**Your task:** Count the lines below that include "placeholder". Only the number should be given.

The data: Begin

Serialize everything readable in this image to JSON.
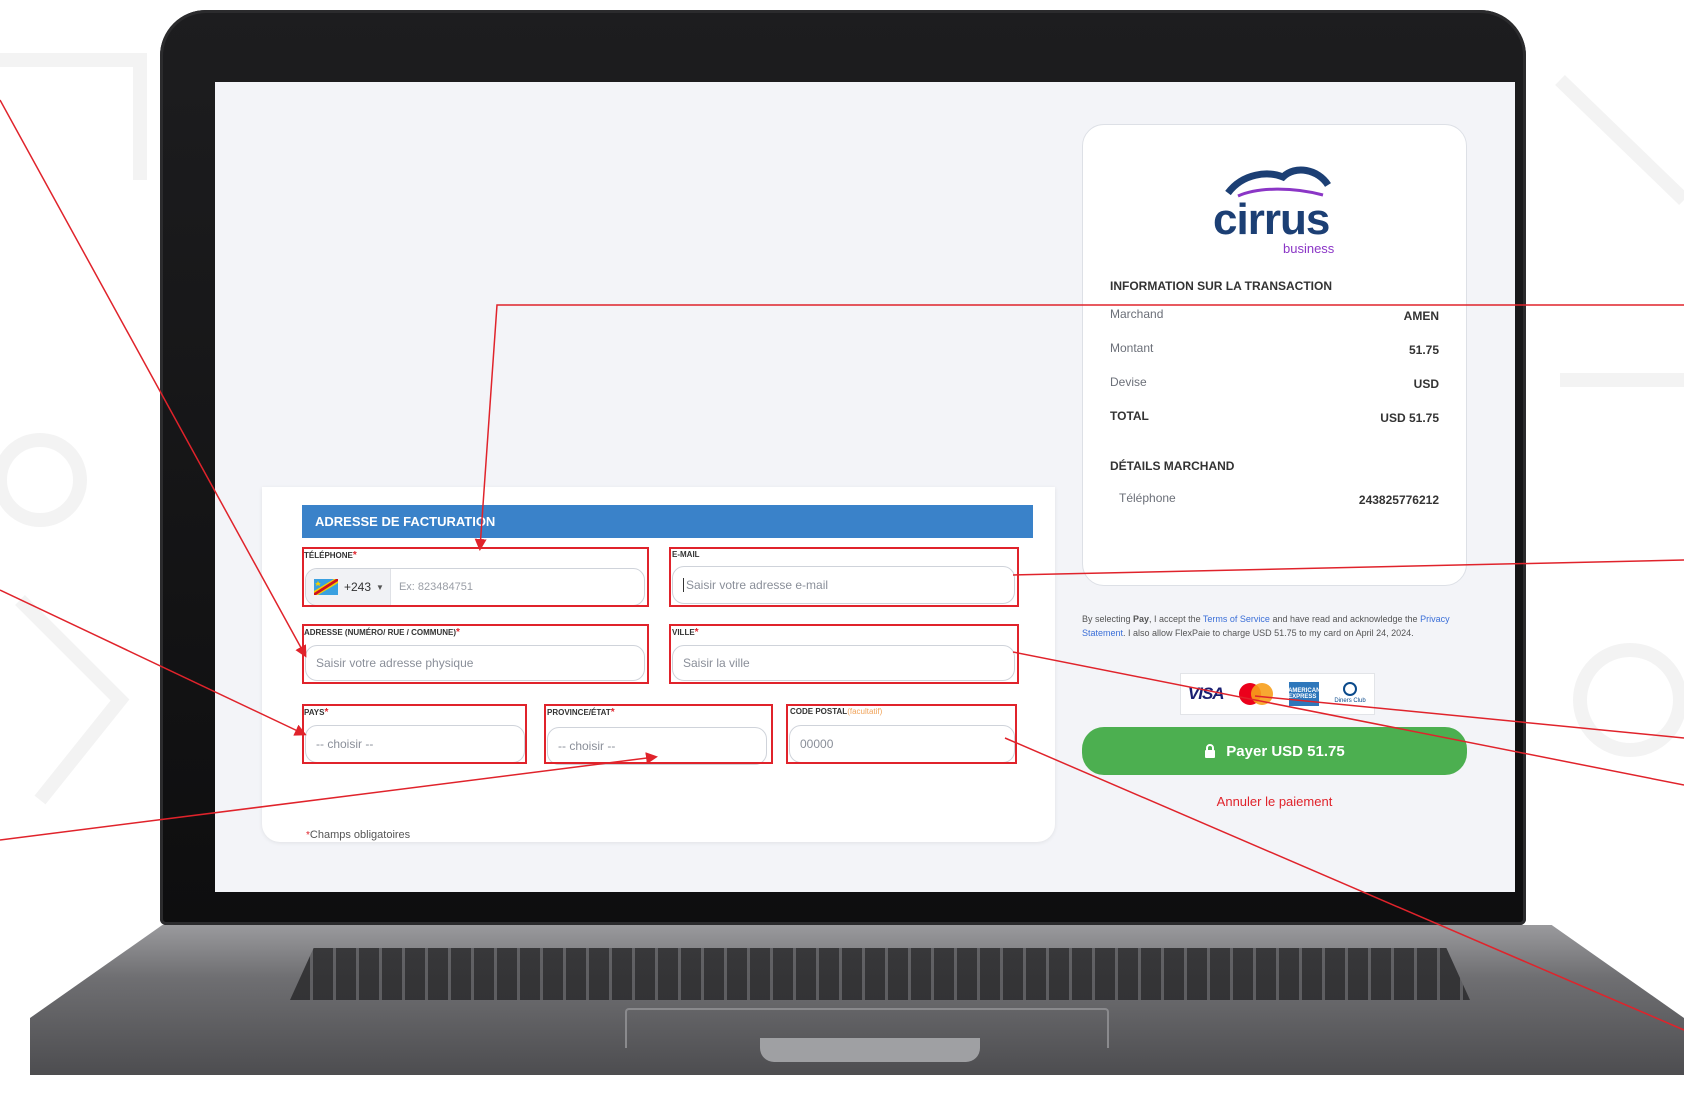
{
  "billing": {
    "header": "ADRESSE DE FACTURATION",
    "phone": {
      "label": "TÉLÉPHONE",
      "required": "*",
      "dial_code": "+243",
      "placeholder": "Ex: 823484751"
    },
    "email": {
      "label": "E-MAIL",
      "placeholder": "Saisir votre adresse e-mail"
    },
    "address": {
      "label": "ADRESSE (Numéro/ Rue / Commune)",
      "required": "*",
      "placeholder": "Saisir votre adresse physique"
    },
    "city": {
      "label": "VILLE",
      "required": "*",
      "placeholder": "Saisir la ville"
    },
    "country": {
      "label": "PAYS",
      "required": "*",
      "selected": "-- choisir --"
    },
    "province": {
      "label": "PROVINCE/ÉTAT",
      "required": "*",
      "selected": "-- choisir --"
    },
    "postal": {
      "label": "CODE POSTAL",
      "optional": "(facultatif)",
      "placeholder": "00000"
    },
    "required_note_mark": "*",
    "required_note": "Champs obligatoires"
  },
  "summary": {
    "logo_word": "cirrus",
    "logo_sub": "business",
    "info_title": "INFORMATION SUR LA TRANSACTION",
    "rows": [
      {
        "label": "Marchand",
        "value": "AMEN"
      },
      {
        "label": "Montant",
        "value": "51.75"
      },
      {
        "label": "Devise",
        "value": "USD"
      },
      {
        "label": "TOTAL",
        "value": "USD 51.75"
      }
    ],
    "merchant_title": "DÉTAILS MARCHAND",
    "merchant_phone_label": "Téléphone",
    "merchant_phone_value": "243825776212"
  },
  "terms": {
    "part1": "By selecting ",
    "pay_word": "Pay",
    "part2": ", I accept the ",
    "tos": "Terms of Service",
    "part3": " and have read and acknowledge the ",
    "privacy": "Privacy Statement",
    "part4": ". I also allow FlexPaie to charge USD 51.75 to my card on April 24, 2024."
  },
  "payment_logos": {
    "visa": "VISA",
    "mastercard_icon": "mastercard-logo",
    "amex": "AMERICAN EXPRESS",
    "diners": "Diners Club"
  },
  "pay_button": {
    "icon": "lock-icon",
    "label": "Payer USD 51.75"
  },
  "cancel_link": "Annuler le paiement",
  "colors": {
    "header_blue": "#3a82c9",
    "pay_green": "#4caf50",
    "highlight_red": "#e0232b",
    "brand_navy": "#1c3f74",
    "brand_purple": "#8b36c6"
  }
}
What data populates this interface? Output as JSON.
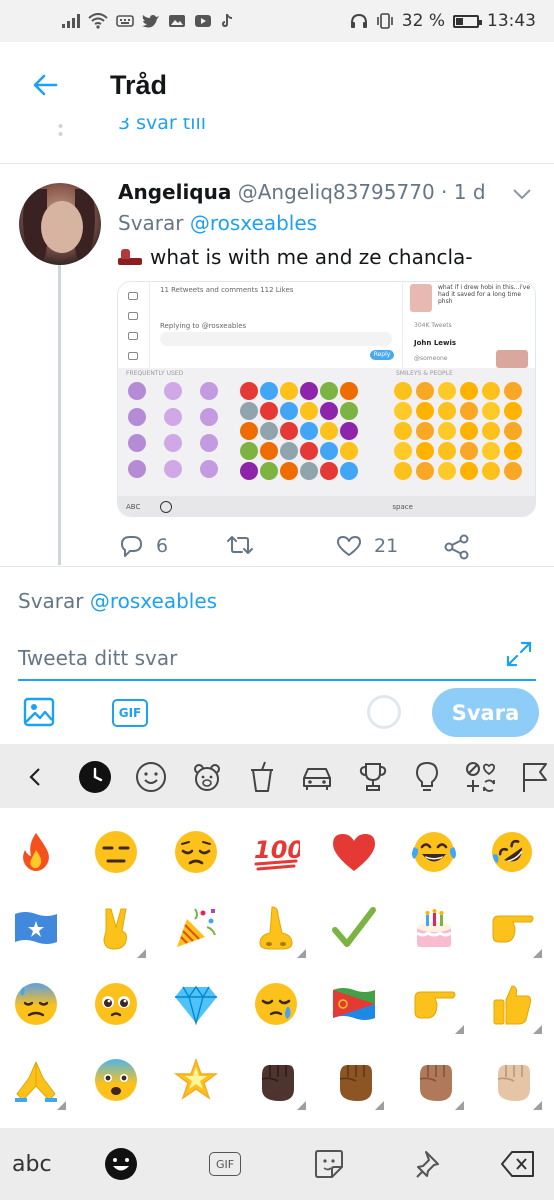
{
  "status_bar": {
    "battery_percent": "32 %",
    "time": "13:43"
  },
  "header": {
    "title": "Tråd"
  },
  "previous": {
    "replies_link": "3 svar till"
  },
  "tweet": {
    "name": "Angeliqua",
    "handle": "@Angeliq83795770 · 1 d",
    "replying_prefix": "Svarar ",
    "replying_mention": "@rosxeables",
    "text": "what is with me and ze chancla-",
    "reply_count": "6",
    "like_count": "21",
    "media": {
      "stats": "11 Retweets and comments  112 Likes",
      "replying": "Replying to @rosxeables",
      "reply_btn": "Reply",
      "side_text": "what if i drew hobi in this...i've had it saved for a long time phsh",
      "side_count": "304K Tweets",
      "side_name": "John Lewis",
      "side_sub": "@someone",
      "label_frequent": "FREQUENTLY USED",
      "label_smileys": "SMILEYS & PEOPLE",
      "bar_abc": "ABC",
      "bar_space": "space"
    }
  },
  "compose": {
    "replying_prefix": "Svarar ",
    "replying_mention": "@rosxeables",
    "placeholder": "Tweeta ditt svar",
    "gif_label": "GIF",
    "send_label": "Svara"
  },
  "keyboard": {
    "abc_label": "abc",
    "gif_label": "GIF"
  },
  "colors": {
    "accent": "#1da1f2",
    "send_disabled": "#8ecdf8",
    "keyboard_bar": "#ececec"
  }
}
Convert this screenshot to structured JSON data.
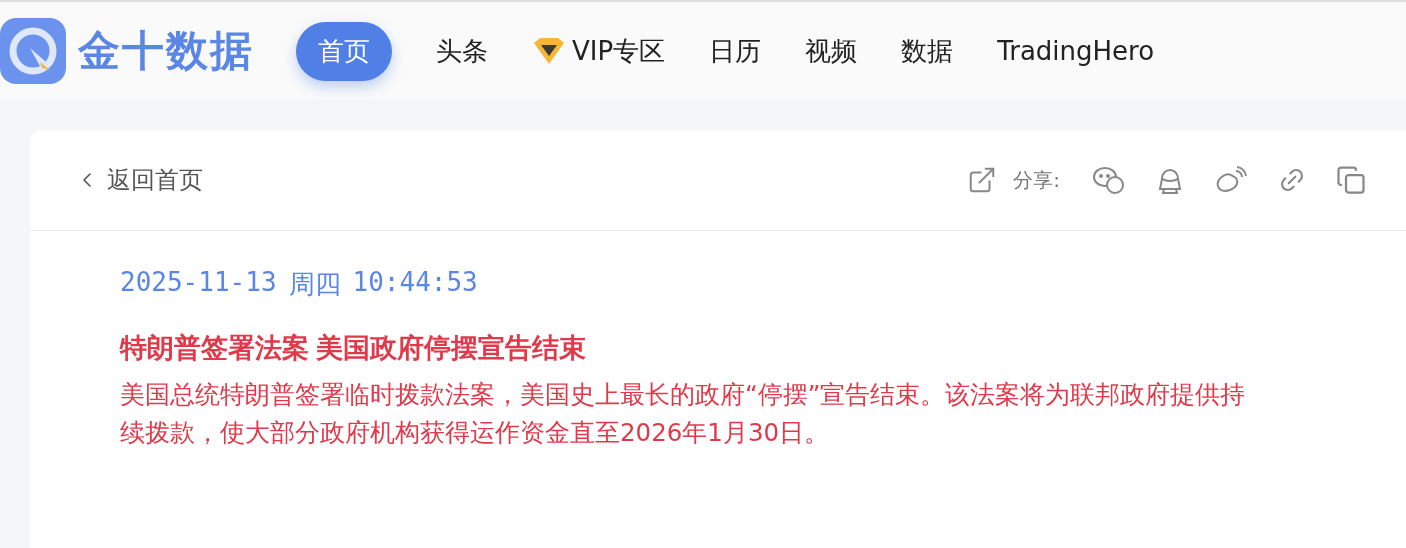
{
  "logo": {
    "text": "金十数据"
  },
  "nav": [
    {
      "label": "首页",
      "selected": true,
      "kind": "plain"
    },
    {
      "label": "头条",
      "selected": false,
      "kind": "plain"
    },
    {
      "label": "VIP专区",
      "selected": false,
      "kind": "vip"
    },
    {
      "label": "日历",
      "selected": false,
      "kind": "plain"
    },
    {
      "label": "视频",
      "selected": false,
      "kind": "plain"
    },
    {
      "label": "数据",
      "selected": false,
      "kind": "plain"
    },
    {
      "label": "TradingHero",
      "selected": false,
      "kind": "plain"
    }
  ],
  "back_link": "返回首页",
  "share": {
    "label": "分享:",
    "targets": [
      {
        "kind": "wechat"
      },
      {
        "kind": "qq"
      },
      {
        "kind": "weibo"
      },
      {
        "kind": "link"
      },
      {
        "kind": "copy"
      }
    ]
  },
  "article": {
    "date": "2025-11-13",
    "weekday": "周四",
    "time": "10:44:53",
    "title": "特朗普签署法案 美国政府停摆宣告结束",
    "body": "美国总统特朗普签署临时拨款法案，美国史上最长的政府“停摆”宣告结束。该法案将为联邦政府提供持续拨款，使大部分政府机构获得运作资金直至2026年1月30日。"
  }
}
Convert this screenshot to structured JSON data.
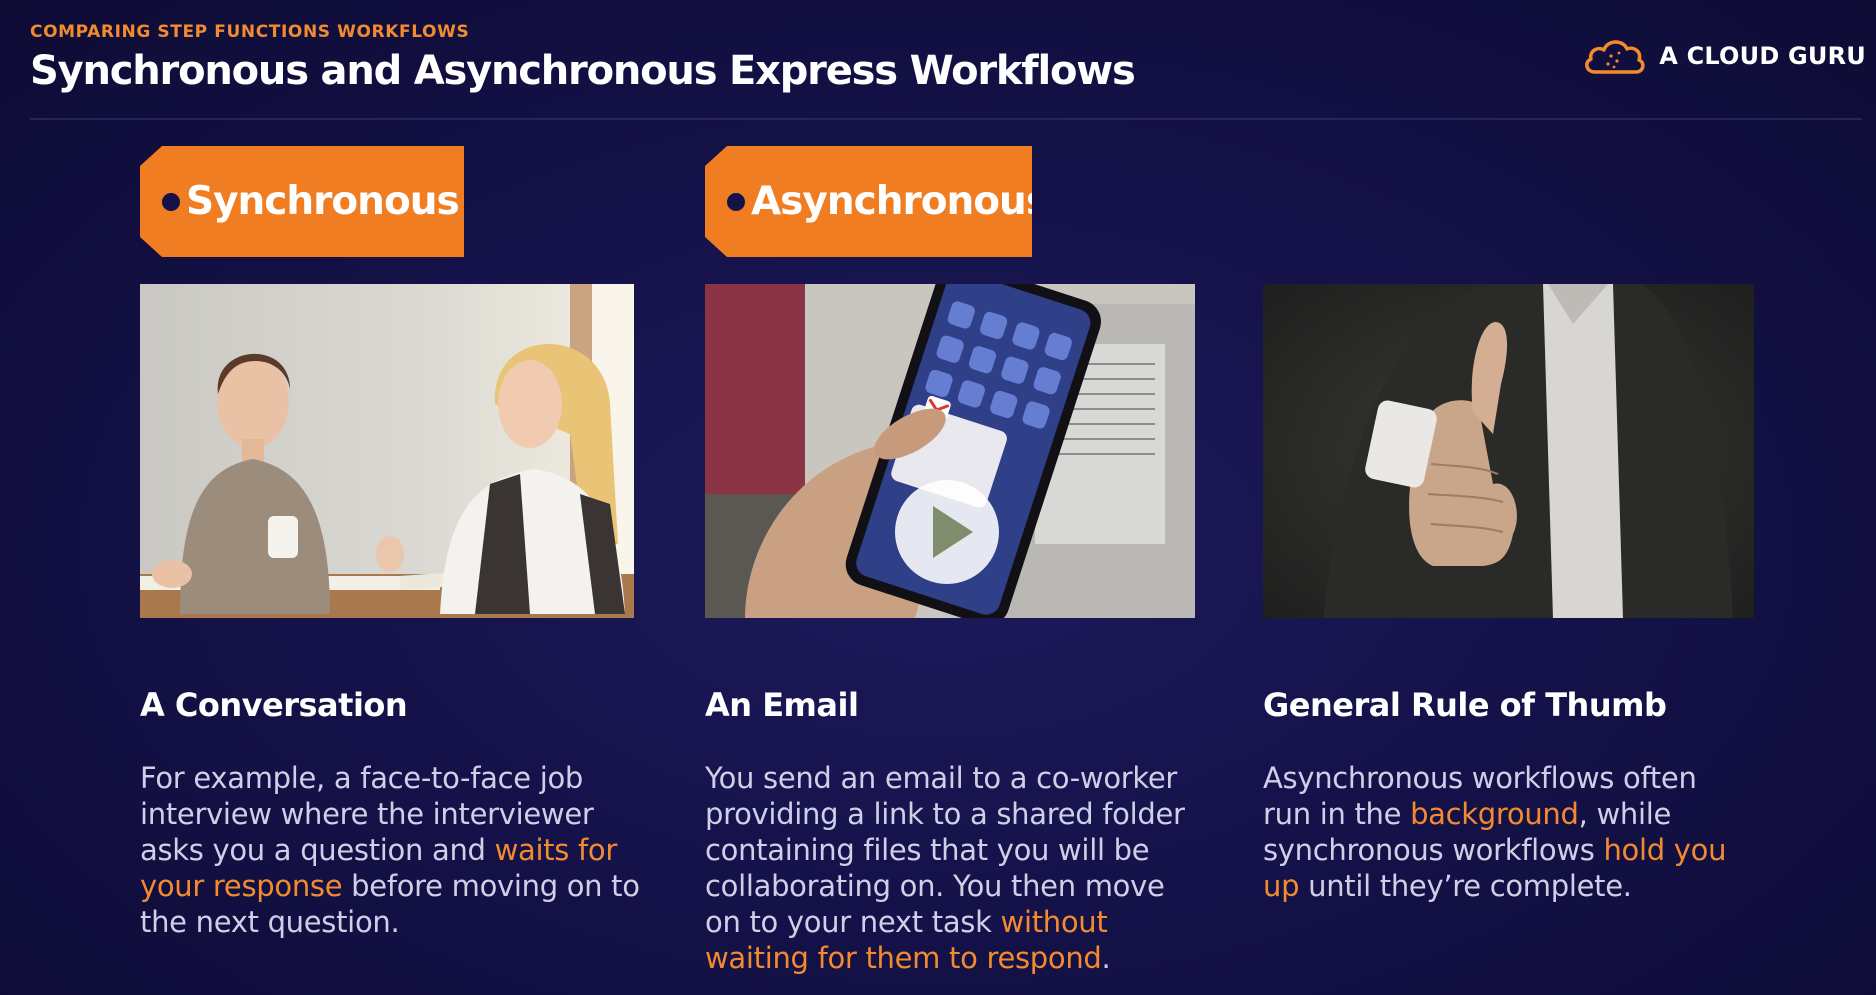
{
  "header": {
    "subtitle": "COMPARING STEP FUNCTIONS WORKFLOWS",
    "title": "Synchronous and Asynchronous Express Workflows"
  },
  "brand": {
    "name": "A CLOUD GURU",
    "icon": "cloud-icon"
  },
  "colors": {
    "accent": "#f07d22",
    "background": "#15124a",
    "body_text": "#cfcfe8"
  },
  "columns": [
    {
      "tag": "Synchronous",
      "photo": "two-women-conversation-photo",
      "heading": "A Conversation",
      "body": {
        "part1": "For example, a face-to-face job interview where the interviewer asks you a question and ",
        "highlight1": "waits for your response",
        "part2": " before moving on to the next question."
      }
    },
    {
      "tag": "Asynchronous",
      "photo": "hand-holding-phone-email-photo",
      "heading": "An Email",
      "body": {
        "part1": "You send an email to a co-worker providing a link to a shared folder containing files that you will be collaborating on. You then move on to your next task ",
        "highlight1": "without waiting for them to respond",
        "part2": "."
      }
    },
    {
      "photo": "thumbs-up-photo",
      "heading": "General Rule of Thumb",
      "body": {
        "part1": "Asynchronous workflows often run in the ",
        "highlight1": "background",
        "part2": ", while synchronous workflows ",
        "highlight2": "hold you up",
        "part3": " until they’re complete."
      }
    }
  ]
}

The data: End

**Answer for this exercise:** 6